Sheikh Muhammad al-Ameen al-Shinqitee (rahimahullah) writes in his book “mudhakkirah”:
Linguistically, taqleed is defined as, placing a collar on someone’s neck, and it is used to denote a person who entrusts his affair to another, as if it is tied to his neck like a collar.
ِAnd the shari’ definition according to the fuqaha is “accepting the opinion of another without knowing the evidence (for his opinion)”.
Know that their saying “opinion of another” is used to refer only to the ijtihad (juristic reasoning) of another. As for those (matters) for which there are nusoos (clear-cut textual evidences from the Qur’an and sunnah) then, in such matters there can be neither be a madhhab for anyone, nor an opinion, as it then becomes obligatory to follow the clear-cut textual evidence directly, according to all the scholars. This is ittiba’ (following the texts) not an opinion, so there is no taqlid in this.

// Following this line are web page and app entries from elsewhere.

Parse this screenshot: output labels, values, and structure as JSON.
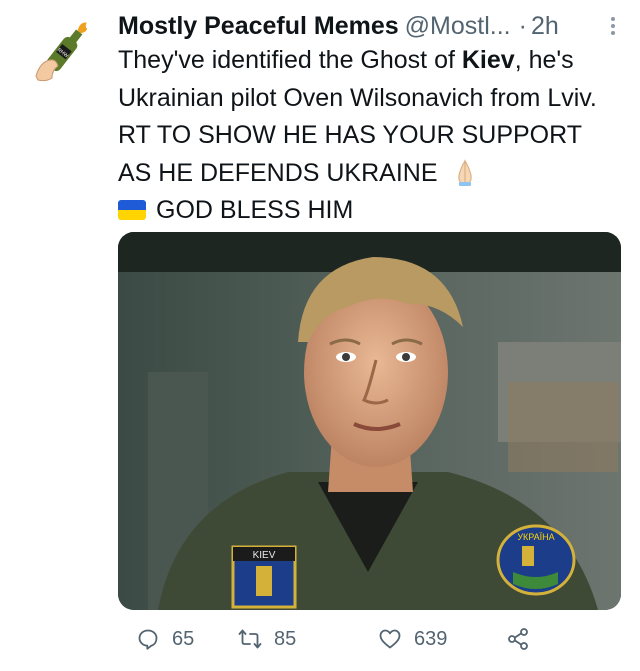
{
  "tweet": {
    "author_name": "Mostly Peaceful Memes",
    "handle": "@Mostl...",
    "separator": "·",
    "time": "2h",
    "text_parts": {
      "p1": "They've identified the Ghost of ",
      "p2": "Kiev",
      "p3": ", he's Ukrainian pilot Oven Wilsonavich from Lviv. RT TO SHOW HE HAS YOUR SUPPORT AS HE DEFENDS UKRAINE",
      "p4": "GOD BLESS HIM"
    },
    "media": {
      "patch_left": "KIEV",
      "patch_right": "УКРАЇНА"
    },
    "stats": {
      "replies": "65",
      "retweets": "85",
      "likes": "639"
    },
    "icons": {
      "avatar": "hand-holding-molotov-bottle",
      "pray": "folded-hands-emoji",
      "flag": "ukraine-flag-emoji",
      "reply": "reply-icon",
      "retweet": "retweet-icon",
      "like": "heart-icon",
      "share": "share-icon"
    },
    "colors": {
      "secondary_text": "#536471",
      "flag_blue": "#1f5bd6",
      "flag_yellow": "#ffd400"
    }
  }
}
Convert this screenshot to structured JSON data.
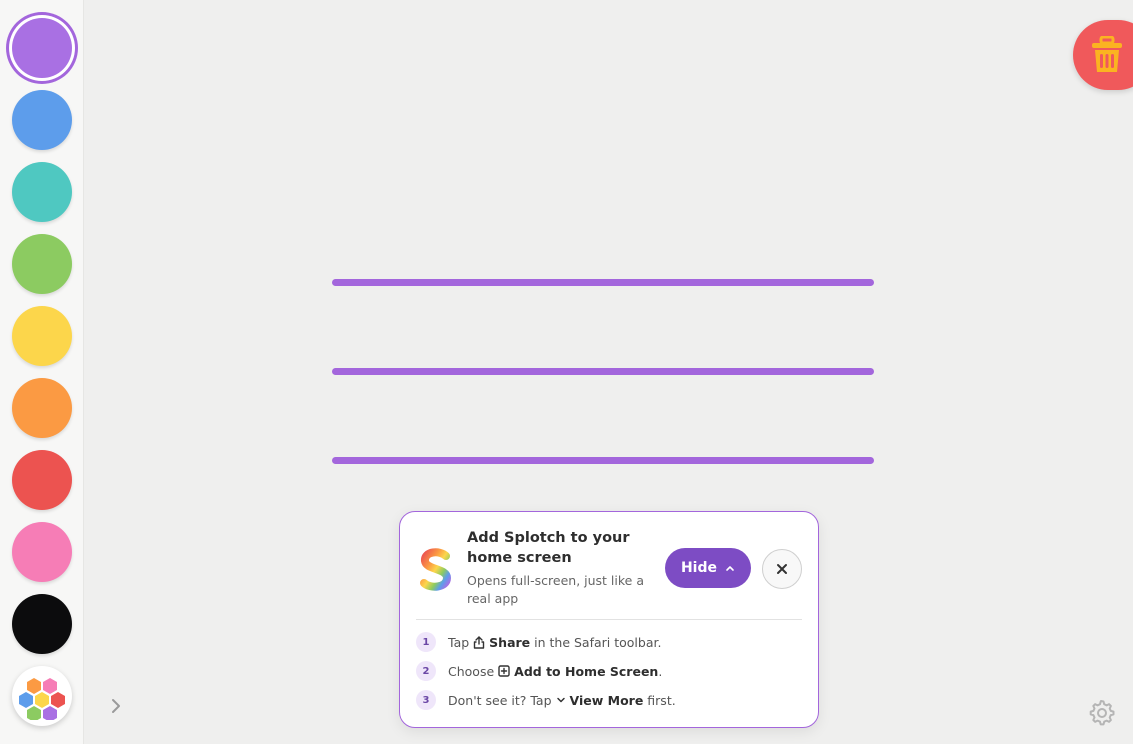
{
  "palette": {
    "swatches": [
      {
        "name": "purple",
        "color": "#a970e3",
        "selected": true
      },
      {
        "name": "blue",
        "color": "#5d9deb"
      },
      {
        "name": "teal",
        "color": "#4fc8c1"
      },
      {
        "name": "green",
        "color": "#8ccb61"
      },
      {
        "name": "yellow",
        "color": "#fcd64b"
      },
      {
        "name": "orange",
        "color": "#fb9a43"
      },
      {
        "name": "red",
        "color": "#ec5350"
      },
      {
        "name": "pink",
        "color": "#f67db6"
      },
      {
        "name": "black",
        "color": "#0c0c0d"
      }
    ],
    "custom_swatch_icon": "hexagon-color-wheel-icon",
    "expand_icon": "chevron-right-icon"
  },
  "canvas": {
    "stroke_color": "#a366dc",
    "strokes": 3
  },
  "trash": {
    "icon": "trash-icon",
    "color": "#f0595b",
    "icon_color": "#fbb321"
  },
  "settings": {
    "icon": "gear-icon"
  },
  "install_card": {
    "title": "Add Splotch to your home screen",
    "subtitle": "Opens full-screen, just like a real app",
    "hide_label": "Hide",
    "close_icon": "close-icon",
    "steps": [
      {
        "num": "1",
        "pre": "Tap",
        "icon": "share-icon",
        "bold": "Share",
        "post": "in the Safari toolbar."
      },
      {
        "num": "2",
        "pre": "Choose",
        "icon": "add-square-icon",
        "bold": "Add to Home Screen",
        "post": "."
      },
      {
        "num": "3",
        "pre": "Don't see it? Tap",
        "icon": "chevron-down-icon",
        "bold": "View More",
        "post": "first."
      }
    ]
  }
}
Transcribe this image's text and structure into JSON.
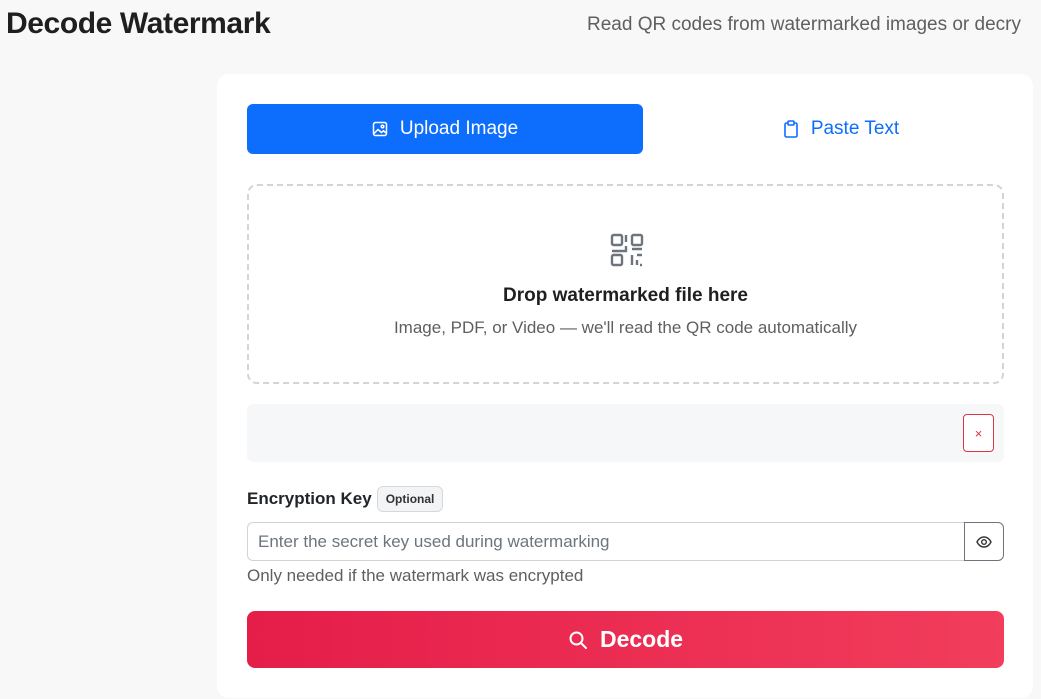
{
  "header": {
    "title": "Decode Watermark",
    "subtitle": "Read QR codes from watermarked images or decry"
  },
  "tabs": {
    "upload_label": "Upload Image",
    "paste_label": "Paste Text",
    "active": "upload"
  },
  "dropzone": {
    "icon": "qr-code-icon",
    "title": "Drop watermarked file here",
    "hint": "Image, PDF, or Video — we'll read the QR code automatically"
  },
  "file_preview": {
    "file_name": "",
    "remove_label": "×"
  },
  "encryption_key": {
    "label": "Encryption Key",
    "badge": "Optional",
    "value": "",
    "placeholder": "Enter the secret key used during watermarking",
    "help": "Only needed if the watermark was encrypted",
    "toggle_icon": "eye-icon"
  },
  "decode_button": {
    "label": "Decode",
    "icon": "search-icon"
  },
  "colors": {
    "primary": "#0d6efd",
    "danger": "#dc3545",
    "decode_gradient_start": "#e51d49",
    "decode_gradient_end": "#f23d5c"
  }
}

When does a scholar resort to ijtihad?
The sheikh (rahimahullah) writes:
And ijtihad is done only in two cases:
- When there is no nass (clear-cut textual evidence from the qur’an and sunnah).
- When there are texts available, but they appear to contradict, so then the scholar is required to resort to ijtihad, either by reconciling the contradictory evidences or by giving preference to one over the other (tarjeeh)
However, following a statement of the Prophet ﷺ or following that for which there is scholarly consensus is not called taqleed, because that is the daleel (evidence) by itself.
None differed on the permissibilty of taqleed with regards to the layman, except some of the Qadariyya (those who deny predestination).
The basis for taqlid is found in the verse where Allah ﷻ says, “And it is not for the believers to go forth [to battle] all at once. For there should separate from every division of them a group [remaining] to obtain understanding in the religion and warn their people when they return to them that they might be cautious.” (Surah al-Tawba: 122)
And also where Allah ﷻ says, “So ask the people of the understanding if you do not know.” (Surah al-Nahl: 43)
Also, there was consensus among the sahabah in this matter, i.e., the validity of taqleed for the laymen.
The layman should not seek a fatwa except from the one whom he can ascertain beyond a reasonable doubt to be from its people. If he is in a land where there are many mujtahidoon (scholars who have reached the level of ijtihad) then he can ask anyone from among them. And it isn’t binding on him to ask the most knowledgeable from among them, due to the permissiblity of asking the less knowledgeable from among them. It is also said that he is obligated to ask the one who is most knowledgeable.